So here’s what I’ve been reading lately…
This novel about a young Anishinaabe woman returning to her family home after the death of her father reads more like a young adult novel with traditional characters from the spirit world coming to life to help her come to terms with her loss and save her community. Beautiful artwork throughout by the author. A good entry point for readers of colonial descent to learn more about First Nations culture.
This pair of books by Emily White came to me at a strange time. Earlier this year I came down with a very weird case of laryngitis. Part allergic reaction/part bizarre cold (it’s entirely possible that I came into contact with Covid-19 before the official counts started), I was without a usable voice for six weeks, during which time I tried to go out and be social but failed miserably because I couldn’t talk loud enough to take part in any kind of conversation. I was feeling isolated and lonely (I’ve never found social media to be particularly “social”) and picked up Lonely thinking it might offer some solutions.
White was a Toronto environmental lawyer who left her practice to become a writer. Her loneliness did not stem from actually being alone with no social supports, however. She had family, friends, co-workers, and neighbours, but felt disconnected from all of them. She explores the differences (and similarities) between depression and loneliness, as well as the stigma attached to the admission of being lonely in an extroverted world. Ultimately she deals with her loneliness by getting out into the world where she meets her partner and is able to move away from the anxiety that has crippled her.
While most of us would acknowledge that we don’t share our true selves with the people around us, even the ones we love the most, are we more inclined to share our true thoughts with strangers? What about if we knew those strangers might come back to haunt us?
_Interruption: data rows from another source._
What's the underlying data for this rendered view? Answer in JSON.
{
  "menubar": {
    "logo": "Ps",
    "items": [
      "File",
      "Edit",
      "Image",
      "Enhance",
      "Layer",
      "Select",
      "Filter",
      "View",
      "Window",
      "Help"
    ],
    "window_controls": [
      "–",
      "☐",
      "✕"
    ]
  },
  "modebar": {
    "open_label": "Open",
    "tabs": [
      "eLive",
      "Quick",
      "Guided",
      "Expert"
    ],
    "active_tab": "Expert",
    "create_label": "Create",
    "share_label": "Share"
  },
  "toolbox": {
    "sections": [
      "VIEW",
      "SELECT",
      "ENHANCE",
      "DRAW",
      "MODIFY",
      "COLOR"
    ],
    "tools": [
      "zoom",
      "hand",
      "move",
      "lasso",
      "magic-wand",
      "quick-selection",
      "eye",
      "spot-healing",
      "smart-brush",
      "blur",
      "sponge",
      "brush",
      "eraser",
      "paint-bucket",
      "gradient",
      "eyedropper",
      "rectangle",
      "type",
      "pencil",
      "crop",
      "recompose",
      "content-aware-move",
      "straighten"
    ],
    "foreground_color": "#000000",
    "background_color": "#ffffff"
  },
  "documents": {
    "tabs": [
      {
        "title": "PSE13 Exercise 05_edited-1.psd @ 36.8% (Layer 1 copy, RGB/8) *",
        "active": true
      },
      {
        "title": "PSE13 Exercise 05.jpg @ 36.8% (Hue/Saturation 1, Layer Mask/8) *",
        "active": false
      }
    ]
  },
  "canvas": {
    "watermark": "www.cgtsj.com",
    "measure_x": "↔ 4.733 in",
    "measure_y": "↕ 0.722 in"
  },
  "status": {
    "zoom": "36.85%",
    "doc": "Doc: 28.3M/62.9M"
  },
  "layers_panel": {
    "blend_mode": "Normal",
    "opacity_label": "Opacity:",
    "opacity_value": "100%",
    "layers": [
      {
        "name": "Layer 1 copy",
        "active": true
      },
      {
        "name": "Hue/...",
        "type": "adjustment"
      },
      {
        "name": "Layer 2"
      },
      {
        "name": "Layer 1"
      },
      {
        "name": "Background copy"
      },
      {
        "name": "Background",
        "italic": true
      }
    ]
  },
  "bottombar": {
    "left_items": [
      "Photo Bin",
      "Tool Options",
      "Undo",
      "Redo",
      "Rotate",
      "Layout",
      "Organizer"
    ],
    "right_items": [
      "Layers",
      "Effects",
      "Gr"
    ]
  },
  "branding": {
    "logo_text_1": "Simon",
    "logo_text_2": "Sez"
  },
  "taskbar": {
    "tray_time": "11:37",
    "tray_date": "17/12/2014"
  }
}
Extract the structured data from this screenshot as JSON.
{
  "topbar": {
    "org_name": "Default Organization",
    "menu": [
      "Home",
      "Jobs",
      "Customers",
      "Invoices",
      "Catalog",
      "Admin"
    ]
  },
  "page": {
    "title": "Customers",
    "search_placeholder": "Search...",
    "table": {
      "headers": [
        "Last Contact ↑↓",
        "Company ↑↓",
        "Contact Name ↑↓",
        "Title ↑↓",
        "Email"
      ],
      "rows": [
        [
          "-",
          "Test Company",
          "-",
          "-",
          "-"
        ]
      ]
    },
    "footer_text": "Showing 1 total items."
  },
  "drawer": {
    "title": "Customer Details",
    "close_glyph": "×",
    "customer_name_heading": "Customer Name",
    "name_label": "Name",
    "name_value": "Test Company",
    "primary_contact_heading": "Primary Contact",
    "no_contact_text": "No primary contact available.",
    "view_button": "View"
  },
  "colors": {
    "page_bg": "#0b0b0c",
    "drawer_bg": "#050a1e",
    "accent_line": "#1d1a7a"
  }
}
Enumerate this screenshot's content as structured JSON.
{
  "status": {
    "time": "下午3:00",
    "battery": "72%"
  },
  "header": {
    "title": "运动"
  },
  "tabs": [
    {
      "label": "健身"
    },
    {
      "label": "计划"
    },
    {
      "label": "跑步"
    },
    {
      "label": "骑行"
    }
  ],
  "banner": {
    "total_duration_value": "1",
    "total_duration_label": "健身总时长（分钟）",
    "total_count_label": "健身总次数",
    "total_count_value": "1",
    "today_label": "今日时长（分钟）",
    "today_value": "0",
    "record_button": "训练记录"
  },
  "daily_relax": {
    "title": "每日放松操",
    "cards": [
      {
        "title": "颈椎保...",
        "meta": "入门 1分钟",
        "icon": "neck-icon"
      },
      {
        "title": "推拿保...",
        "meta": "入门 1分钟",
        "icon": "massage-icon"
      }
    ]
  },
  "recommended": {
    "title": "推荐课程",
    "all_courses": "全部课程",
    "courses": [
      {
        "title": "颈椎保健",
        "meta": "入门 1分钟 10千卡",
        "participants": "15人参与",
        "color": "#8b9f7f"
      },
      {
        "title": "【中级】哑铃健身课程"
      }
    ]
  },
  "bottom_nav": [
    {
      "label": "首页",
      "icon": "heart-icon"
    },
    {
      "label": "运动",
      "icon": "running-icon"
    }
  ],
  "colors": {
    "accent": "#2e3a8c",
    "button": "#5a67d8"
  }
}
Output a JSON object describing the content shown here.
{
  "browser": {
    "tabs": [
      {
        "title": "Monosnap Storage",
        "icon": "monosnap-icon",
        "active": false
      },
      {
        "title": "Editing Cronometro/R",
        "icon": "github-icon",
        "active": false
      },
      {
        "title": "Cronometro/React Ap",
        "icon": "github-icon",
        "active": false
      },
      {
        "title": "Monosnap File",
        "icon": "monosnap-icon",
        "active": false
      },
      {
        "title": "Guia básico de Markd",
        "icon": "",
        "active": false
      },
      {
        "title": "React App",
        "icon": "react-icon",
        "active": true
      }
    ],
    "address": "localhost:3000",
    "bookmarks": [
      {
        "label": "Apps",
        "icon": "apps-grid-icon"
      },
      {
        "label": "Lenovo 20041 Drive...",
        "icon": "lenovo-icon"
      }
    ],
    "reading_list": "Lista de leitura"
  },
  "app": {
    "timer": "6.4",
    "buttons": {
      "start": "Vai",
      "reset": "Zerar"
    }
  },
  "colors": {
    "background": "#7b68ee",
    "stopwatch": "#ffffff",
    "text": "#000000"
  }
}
When artist Julian Jessop pours out his heart in a notebook and leaves it in a cafe for someone else to find, ideally also sharing their own story and then passing it on, he didn’t expect that the book, and the readers, would find its way back to him and the cafe. In its travels the green notebook collects Monica, the anal retentive cafe owner; Hazard, a… well, a bro-dude douchbag; then Riley, an Australian landscaper; on to Alice, a Mommy instagrammer pretending to have a perfect life; and then Lizzy, the busybody who brings the happy collection of friends, and the lies within their “truths”, crashing down.
Miku Toronto, part of Isolish
10 Bay Street, unit 105 (647) 347-7347
dinner for two: $130 plus tax
While restaurants are not able to open their seating areas, none of us in Toronto are hard up for take-out or delivery dining options, and that includes high-end offerings from almost all cuisines. There will always be pizza and wings, but a new service called Isolish is teaming up with fine dining restaurants to offer 4-course meals for delivery. So you can still eat posh during lockdown, but in your own dining room.
Working with a variety of restaurants around the city, Isolish offers a unique one-off meal for delivery, with each restaurant offering their 4-course menu on a specific date. A portion of the proceeds goes to Daily Bread Food Bank, making the prospect of a fancy feast even more alluring.
On April 30th, the participating restaurant was Miku, and for $65 per person we got a marvelous 4-course meal comprised of beautifully-detailed dishes. Some of these are currently on Miku’s To-Go menu for anyone interested in trying them outside of the Isolish promotion.